_Data supplied_

■ ■ ■ ■ ■ ■ ■

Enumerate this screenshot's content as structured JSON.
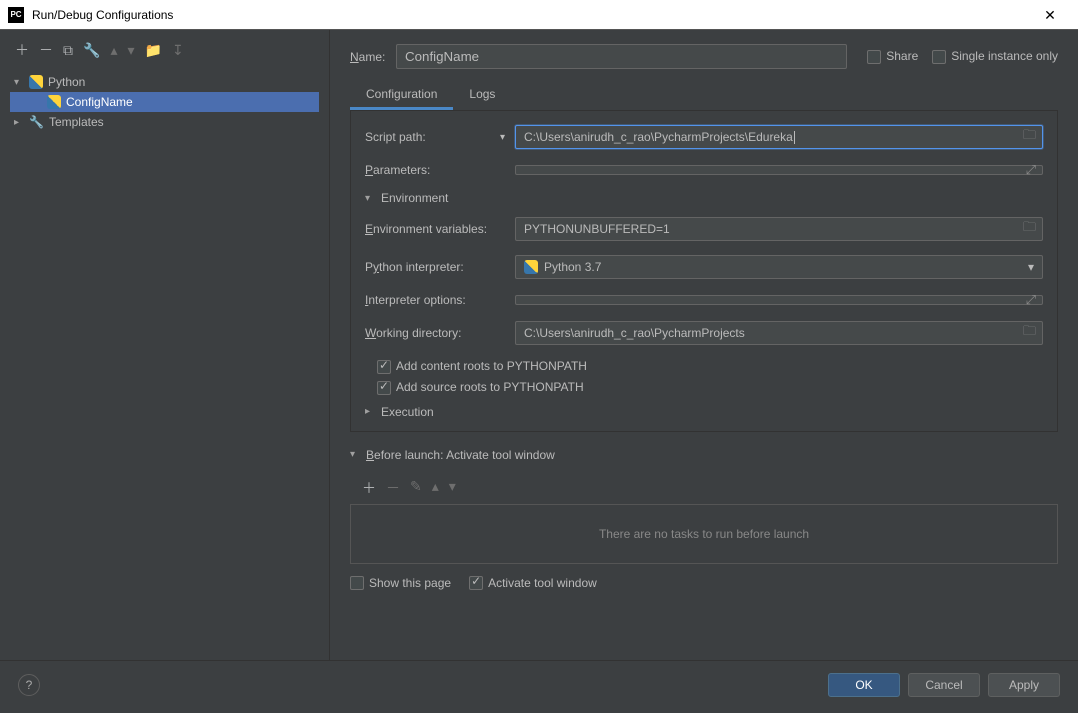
{
  "window": {
    "title": "Run/Debug Configurations"
  },
  "tree": {
    "python_label": "Python",
    "config_label": "ConfigName",
    "templates_label": "Templates"
  },
  "name": {
    "label": "Name:",
    "value": "ConfigName"
  },
  "options": {
    "share": "Share",
    "single_instance": "Single instance only"
  },
  "tabs": {
    "configuration": "Configuration",
    "logs": "Logs"
  },
  "form": {
    "script_path_label": "Script path:",
    "script_path_value": "C:\\Users\\anirudh_c_rao\\PycharmProjects\\Edureka",
    "parameters_label": "Parameters:",
    "parameters_value": ""
  },
  "environment": {
    "section": "Environment",
    "env_vars_label": "Environment variables:",
    "env_vars_value": "PYTHONUNBUFFERED=1",
    "interpreter_label": "Python interpreter:",
    "interpreter_value": "Python 3.7",
    "interp_opts_label": "Interpreter options:",
    "interp_opts_value": "",
    "workdir_label": "Working directory:",
    "workdir_value": "C:\\Users\\anirudh_c_rao\\PycharmProjects",
    "add_content_roots": "Add content roots to PYTHONPATH",
    "add_source_roots": "Add source roots to PYTHONPATH"
  },
  "execution": {
    "section": "Execution"
  },
  "before_launch": {
    "title": "Before launch: Activate tool window",
    "empty_msg": "There are no tasks to run before launch",
    "show_page": "Show this page",
    "activate_tool": "Activate tool window"
  },
  "buttons": {
    "ok": "OK",
    "cancel": "Cancel",
    "apply": "Apply"
  }
}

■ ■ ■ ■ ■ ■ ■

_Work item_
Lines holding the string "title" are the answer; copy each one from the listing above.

_Task result_
    "title": "Run/Debug Configurations"
    "title": "Before launch: Activate tool window",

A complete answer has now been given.